Task instructions: From the listing below, extract each line containing the string "true".

────────────────────────────────────────

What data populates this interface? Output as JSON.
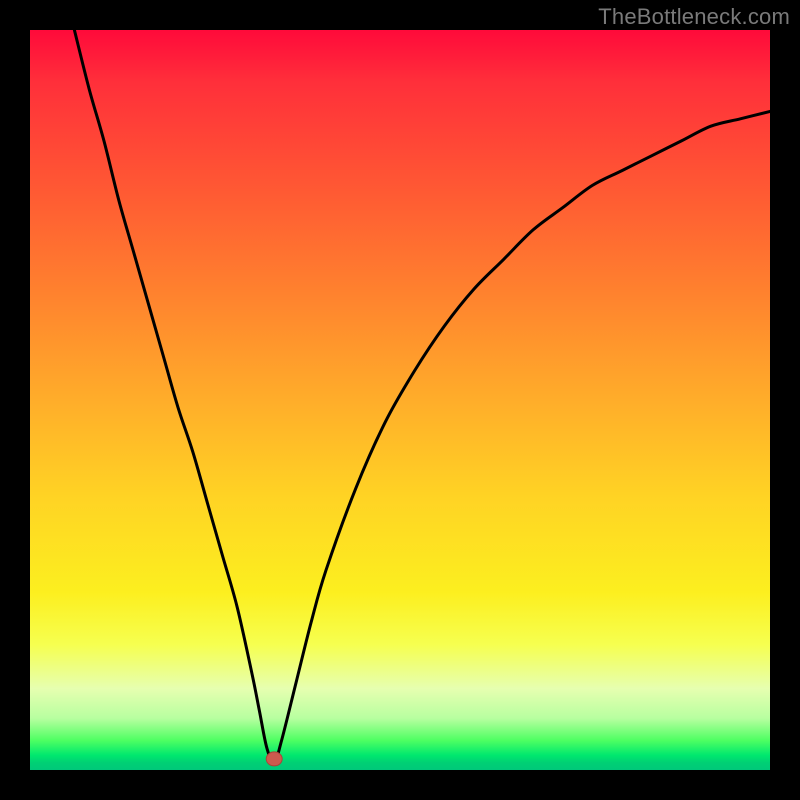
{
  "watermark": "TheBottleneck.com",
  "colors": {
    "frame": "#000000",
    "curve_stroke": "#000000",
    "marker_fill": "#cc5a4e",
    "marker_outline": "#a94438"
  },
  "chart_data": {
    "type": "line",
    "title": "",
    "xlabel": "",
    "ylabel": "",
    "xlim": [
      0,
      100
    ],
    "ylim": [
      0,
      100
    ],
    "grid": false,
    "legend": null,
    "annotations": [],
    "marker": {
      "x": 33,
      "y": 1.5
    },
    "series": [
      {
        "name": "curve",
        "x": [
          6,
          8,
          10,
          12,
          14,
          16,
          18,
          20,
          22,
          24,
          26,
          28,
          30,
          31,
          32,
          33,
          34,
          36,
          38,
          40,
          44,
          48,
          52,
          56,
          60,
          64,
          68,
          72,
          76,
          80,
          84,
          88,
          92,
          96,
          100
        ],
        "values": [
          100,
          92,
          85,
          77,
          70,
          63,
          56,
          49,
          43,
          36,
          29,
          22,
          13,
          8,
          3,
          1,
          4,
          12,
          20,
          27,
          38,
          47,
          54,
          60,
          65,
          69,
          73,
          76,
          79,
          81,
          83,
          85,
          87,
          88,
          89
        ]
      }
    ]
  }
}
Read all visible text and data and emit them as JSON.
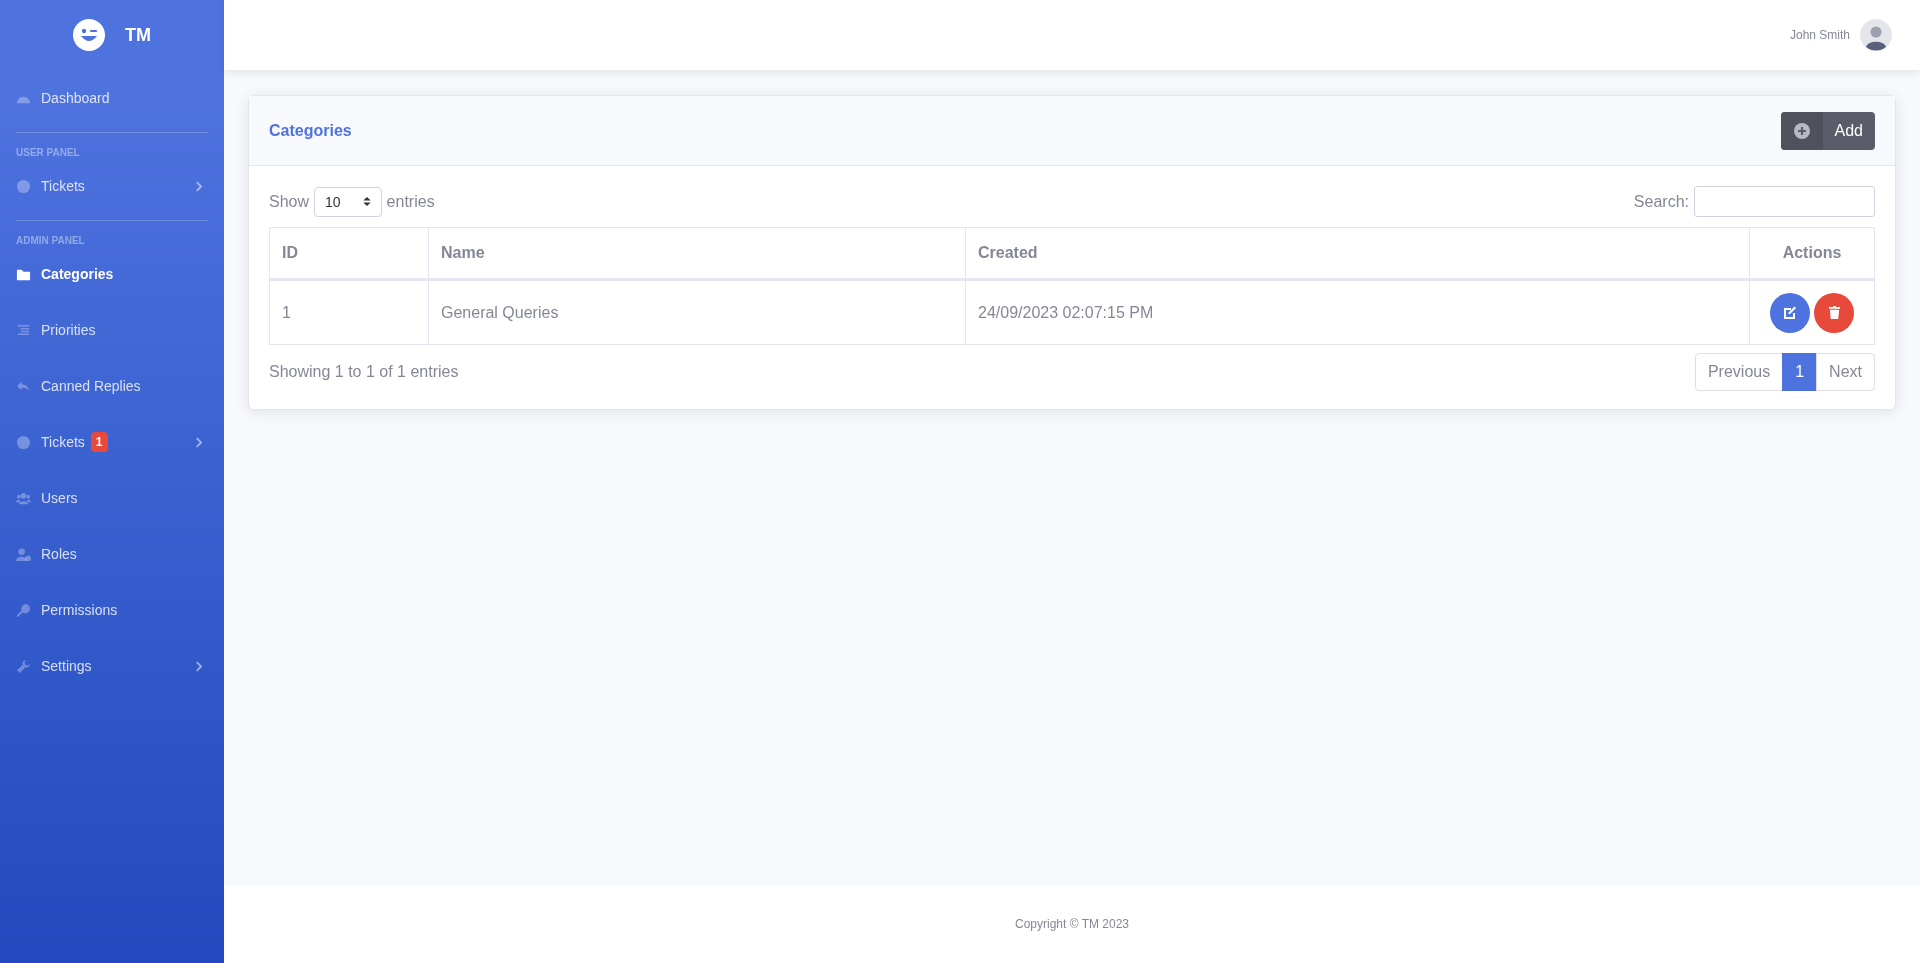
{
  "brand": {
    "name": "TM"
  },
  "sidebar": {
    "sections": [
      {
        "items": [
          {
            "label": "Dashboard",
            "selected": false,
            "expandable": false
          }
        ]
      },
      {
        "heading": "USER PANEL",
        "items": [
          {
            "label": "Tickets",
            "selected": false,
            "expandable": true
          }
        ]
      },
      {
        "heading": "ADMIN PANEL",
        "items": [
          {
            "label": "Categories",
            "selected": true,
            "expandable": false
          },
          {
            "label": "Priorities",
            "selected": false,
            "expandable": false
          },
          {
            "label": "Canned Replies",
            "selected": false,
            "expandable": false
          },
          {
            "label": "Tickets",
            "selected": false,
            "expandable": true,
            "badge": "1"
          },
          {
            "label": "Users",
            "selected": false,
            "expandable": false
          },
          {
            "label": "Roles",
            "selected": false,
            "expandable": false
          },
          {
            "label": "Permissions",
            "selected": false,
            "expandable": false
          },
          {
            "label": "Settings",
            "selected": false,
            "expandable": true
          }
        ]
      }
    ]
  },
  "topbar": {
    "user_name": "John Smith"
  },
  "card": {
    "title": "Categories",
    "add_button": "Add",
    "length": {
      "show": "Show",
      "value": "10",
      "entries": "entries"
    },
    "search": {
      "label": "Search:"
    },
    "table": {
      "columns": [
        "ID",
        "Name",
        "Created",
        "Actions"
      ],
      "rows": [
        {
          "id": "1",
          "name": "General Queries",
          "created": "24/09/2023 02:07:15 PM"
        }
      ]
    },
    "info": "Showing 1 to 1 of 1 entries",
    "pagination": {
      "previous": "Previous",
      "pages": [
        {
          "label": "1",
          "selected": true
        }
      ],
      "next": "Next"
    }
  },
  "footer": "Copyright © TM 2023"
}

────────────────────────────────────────

Answer to this problem:
            "expandable": true
            "selected": true,
            "expandable": true,
            "expandable": true
          "selected": true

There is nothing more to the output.